 # traveling salesman

(classic problem)

Definition: Find a path through a weighted graph that starts and ends at the same vertex, includes every other vertex exactly once, and minimizes the total cost of edges.

Also known as TSP.

Note: Less formally, find a path for a salesman to visit every listed city at the lowest total cost.

The above described path is always a Hamiltonian cycle, or tour, however a Hamiltonian cycle need not be optimal. The problem is an optimization problem, that is, to find the shortest tour. The corresponding decision problem asks if there is a tour with a cost less than some given amount. See [CLR90, page 969].

If the triangle inequality does not hold, that is dik > dij + djk for some i, j, k, there is no possible polynomial time algorithm that guarantees near-optimal result (unless P=NP).

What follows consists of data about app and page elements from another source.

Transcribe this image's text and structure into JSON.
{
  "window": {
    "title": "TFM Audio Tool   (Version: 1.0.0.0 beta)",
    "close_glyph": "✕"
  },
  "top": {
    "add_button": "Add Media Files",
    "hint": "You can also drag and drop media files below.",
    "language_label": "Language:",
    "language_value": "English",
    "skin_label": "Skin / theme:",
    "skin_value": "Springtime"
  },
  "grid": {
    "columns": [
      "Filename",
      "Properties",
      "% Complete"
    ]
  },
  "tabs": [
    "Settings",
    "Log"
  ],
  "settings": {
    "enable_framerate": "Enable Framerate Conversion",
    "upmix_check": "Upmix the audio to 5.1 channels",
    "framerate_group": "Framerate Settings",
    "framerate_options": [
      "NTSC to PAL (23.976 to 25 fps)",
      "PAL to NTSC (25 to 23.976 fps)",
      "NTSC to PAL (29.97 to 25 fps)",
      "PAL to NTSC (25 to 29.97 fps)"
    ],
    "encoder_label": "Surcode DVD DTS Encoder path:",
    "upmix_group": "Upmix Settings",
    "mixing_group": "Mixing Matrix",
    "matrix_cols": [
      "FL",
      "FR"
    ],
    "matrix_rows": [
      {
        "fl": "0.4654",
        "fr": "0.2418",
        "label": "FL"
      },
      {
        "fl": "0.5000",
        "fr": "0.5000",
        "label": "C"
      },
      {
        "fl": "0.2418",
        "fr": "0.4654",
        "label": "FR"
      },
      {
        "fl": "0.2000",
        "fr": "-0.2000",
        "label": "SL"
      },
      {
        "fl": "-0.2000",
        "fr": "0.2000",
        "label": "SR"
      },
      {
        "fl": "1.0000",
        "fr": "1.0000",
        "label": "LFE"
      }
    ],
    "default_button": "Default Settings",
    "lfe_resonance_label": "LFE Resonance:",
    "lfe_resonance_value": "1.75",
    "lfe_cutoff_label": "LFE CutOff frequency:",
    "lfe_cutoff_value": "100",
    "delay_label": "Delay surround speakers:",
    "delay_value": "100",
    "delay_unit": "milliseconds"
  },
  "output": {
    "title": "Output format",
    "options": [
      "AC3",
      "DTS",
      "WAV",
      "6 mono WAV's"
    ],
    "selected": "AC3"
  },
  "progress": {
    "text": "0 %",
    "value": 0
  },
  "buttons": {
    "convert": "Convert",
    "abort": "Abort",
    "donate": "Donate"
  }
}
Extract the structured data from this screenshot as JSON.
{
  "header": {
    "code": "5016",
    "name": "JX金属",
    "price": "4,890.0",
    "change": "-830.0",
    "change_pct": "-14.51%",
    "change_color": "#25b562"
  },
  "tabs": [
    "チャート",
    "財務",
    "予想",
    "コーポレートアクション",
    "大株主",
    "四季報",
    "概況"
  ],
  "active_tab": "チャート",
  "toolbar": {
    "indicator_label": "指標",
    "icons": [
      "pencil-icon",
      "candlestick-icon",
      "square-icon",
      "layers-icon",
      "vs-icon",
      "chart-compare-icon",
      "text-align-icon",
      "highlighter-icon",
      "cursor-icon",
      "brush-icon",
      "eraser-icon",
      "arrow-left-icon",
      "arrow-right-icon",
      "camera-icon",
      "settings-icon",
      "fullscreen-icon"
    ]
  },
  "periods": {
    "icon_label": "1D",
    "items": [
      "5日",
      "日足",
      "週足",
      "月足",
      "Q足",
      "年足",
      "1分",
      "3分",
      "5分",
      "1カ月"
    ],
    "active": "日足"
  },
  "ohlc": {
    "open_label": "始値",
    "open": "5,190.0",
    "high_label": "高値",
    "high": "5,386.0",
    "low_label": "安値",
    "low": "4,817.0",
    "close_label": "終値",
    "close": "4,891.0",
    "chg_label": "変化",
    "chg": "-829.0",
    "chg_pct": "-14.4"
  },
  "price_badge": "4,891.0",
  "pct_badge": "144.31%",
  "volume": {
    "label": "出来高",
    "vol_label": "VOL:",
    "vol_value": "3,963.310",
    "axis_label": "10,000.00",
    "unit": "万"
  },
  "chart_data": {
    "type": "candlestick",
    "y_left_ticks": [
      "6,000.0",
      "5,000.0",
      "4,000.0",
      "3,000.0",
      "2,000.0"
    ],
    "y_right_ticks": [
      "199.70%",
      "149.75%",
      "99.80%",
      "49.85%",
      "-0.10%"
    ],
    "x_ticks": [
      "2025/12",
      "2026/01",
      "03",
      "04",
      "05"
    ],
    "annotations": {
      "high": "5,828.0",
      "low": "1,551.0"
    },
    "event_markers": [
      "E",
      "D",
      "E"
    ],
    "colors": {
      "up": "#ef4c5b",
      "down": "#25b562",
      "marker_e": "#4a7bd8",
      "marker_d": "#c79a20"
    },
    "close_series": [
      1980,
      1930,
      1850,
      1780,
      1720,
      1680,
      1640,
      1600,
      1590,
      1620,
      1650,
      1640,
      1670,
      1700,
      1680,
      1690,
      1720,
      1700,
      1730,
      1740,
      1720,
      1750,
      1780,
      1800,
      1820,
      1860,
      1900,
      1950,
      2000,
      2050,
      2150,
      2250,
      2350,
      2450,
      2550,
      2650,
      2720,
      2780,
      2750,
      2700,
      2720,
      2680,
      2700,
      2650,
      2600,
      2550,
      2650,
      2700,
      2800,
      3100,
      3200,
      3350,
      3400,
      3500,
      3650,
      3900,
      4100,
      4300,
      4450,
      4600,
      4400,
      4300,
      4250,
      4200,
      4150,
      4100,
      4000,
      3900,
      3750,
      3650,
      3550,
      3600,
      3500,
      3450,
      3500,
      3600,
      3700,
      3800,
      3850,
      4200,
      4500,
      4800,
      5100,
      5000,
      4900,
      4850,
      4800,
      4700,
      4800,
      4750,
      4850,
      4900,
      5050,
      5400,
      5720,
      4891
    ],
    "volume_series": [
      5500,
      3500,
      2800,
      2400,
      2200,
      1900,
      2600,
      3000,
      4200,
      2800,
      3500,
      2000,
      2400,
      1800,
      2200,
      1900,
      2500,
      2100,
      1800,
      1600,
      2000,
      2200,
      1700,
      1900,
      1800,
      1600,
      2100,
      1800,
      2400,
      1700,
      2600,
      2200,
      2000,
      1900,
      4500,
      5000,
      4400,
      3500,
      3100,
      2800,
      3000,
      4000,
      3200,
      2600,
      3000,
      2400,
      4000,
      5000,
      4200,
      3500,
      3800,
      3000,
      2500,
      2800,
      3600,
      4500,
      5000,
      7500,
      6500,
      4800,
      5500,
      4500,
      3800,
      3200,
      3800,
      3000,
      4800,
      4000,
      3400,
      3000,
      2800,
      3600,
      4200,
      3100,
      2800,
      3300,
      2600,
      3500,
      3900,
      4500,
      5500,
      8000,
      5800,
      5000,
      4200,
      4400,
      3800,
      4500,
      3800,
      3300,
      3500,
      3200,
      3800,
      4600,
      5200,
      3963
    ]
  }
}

If the triangle inequality holds, you can quickly get a near-optimal solution by finding the minimum spanning tree. Convert the tree to a path by traversing the tree, say by depth-first search, but go directly to the next unvisited node, rather than repeating nodes. Christofides algorithm starts with a minimum spanning tree, but is more careful about converting the tree to a path with results closer to optimal.

Author: PEB

## Implementation

(C, Fortran, Pascal, Mathematica, and C++). Animation and implementation (Icon).